This year as we prepare to celebrate Earth Day on April 22, it pays to remember just what started this tradition.

Earth Day began as a grassroots movement in 1970 intended to celebrate the planet’s environment and raise awareness about pollution.

The idea was proposed during a UNESCO conference in San Francisco and was pioneered in Congress by former Wisconsin Senator Gaylord Nelson. The senator recruited  environmental activists to work with him and built a staff of 85 who rallied 20 million people to their cause.

Groups that were fighting against oil spills, pollution from factories, pesticides, the loss of wilderness areas, and extinction of wildlife suddenly realized they shared a common interest in defending the planet and began to promote environmental citizenship and action to that cause. In 1995 President Bill Clinton awarded Nelson the Presidential Medal of Freedom for founding Earth Day.

Over the years Earth Day has continued to grow. It went global in 1990 with more than 200 million people in 141 countries participating in events.
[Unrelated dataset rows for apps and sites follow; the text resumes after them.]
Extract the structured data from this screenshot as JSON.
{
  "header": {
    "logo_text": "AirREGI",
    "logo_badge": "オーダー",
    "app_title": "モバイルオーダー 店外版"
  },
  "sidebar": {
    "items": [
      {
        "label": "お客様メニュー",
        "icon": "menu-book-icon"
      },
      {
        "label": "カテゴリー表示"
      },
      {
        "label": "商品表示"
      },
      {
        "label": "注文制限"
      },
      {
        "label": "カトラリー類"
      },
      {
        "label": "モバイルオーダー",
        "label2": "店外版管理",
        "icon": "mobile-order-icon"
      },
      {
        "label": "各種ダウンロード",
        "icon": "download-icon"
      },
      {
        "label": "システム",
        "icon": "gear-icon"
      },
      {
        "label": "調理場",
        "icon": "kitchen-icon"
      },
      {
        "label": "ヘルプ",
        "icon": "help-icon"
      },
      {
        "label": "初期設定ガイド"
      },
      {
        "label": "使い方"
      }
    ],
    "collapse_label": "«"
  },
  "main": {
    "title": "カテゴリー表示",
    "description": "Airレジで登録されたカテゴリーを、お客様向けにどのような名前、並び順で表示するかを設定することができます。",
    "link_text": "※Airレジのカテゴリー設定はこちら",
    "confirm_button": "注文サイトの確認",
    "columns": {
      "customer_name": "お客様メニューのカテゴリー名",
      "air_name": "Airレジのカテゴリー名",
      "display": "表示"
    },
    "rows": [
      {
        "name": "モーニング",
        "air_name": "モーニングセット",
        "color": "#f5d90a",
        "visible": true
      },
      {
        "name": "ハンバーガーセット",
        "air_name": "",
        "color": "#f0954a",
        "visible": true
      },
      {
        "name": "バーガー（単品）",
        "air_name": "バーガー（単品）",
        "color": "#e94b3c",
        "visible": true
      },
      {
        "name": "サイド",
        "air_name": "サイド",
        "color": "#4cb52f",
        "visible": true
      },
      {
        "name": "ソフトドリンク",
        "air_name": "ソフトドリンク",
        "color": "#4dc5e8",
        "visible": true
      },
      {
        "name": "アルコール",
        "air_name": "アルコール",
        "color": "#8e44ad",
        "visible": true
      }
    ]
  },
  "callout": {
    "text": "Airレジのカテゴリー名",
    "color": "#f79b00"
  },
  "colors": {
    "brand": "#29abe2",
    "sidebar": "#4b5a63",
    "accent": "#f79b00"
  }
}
By 2000, more than 5,000 environmental groups in 184 countries were taking part and focusing on issues including global warming and clean energy.

For the 40th Earth Day anniversary in 2010 more than 225,000 people gathered at the National Mall for a climate rally. It was there the group launched a campaign to plant one billion trees: a goal that was achieved in 2012.

Earth Day has become mainstream. Each year corporations, activists and individuals create new projects and initiatives aimed at protecting and restoring the environment.

In ways both large and small, people celebrate Earth Day by trying to make their world a little better. They promote understanding of environmental issues, and they commit to service on or around Earth Day – planting trees, cleaning up rivers and streams, and helping in community gardens.

These days Earth Day also involves a tech break, conserving energy by turning off computers, printers and lights for a day. It means calling for transparency from favorite brands to how products are manufactured. Other Earth Day related activism involves advocating for at-risk animal species and committing to recycling.

Earth Day is a day set aside to remember and appreciate the earth’s environment and our own responsibilities and roles within it. It is up to each individual to decide how they will celebrate our planet and what actions they will take to preserve the environment. Earth Day is a good time to start changing habits that affect the world we all share.

Photo credit: Flickr CC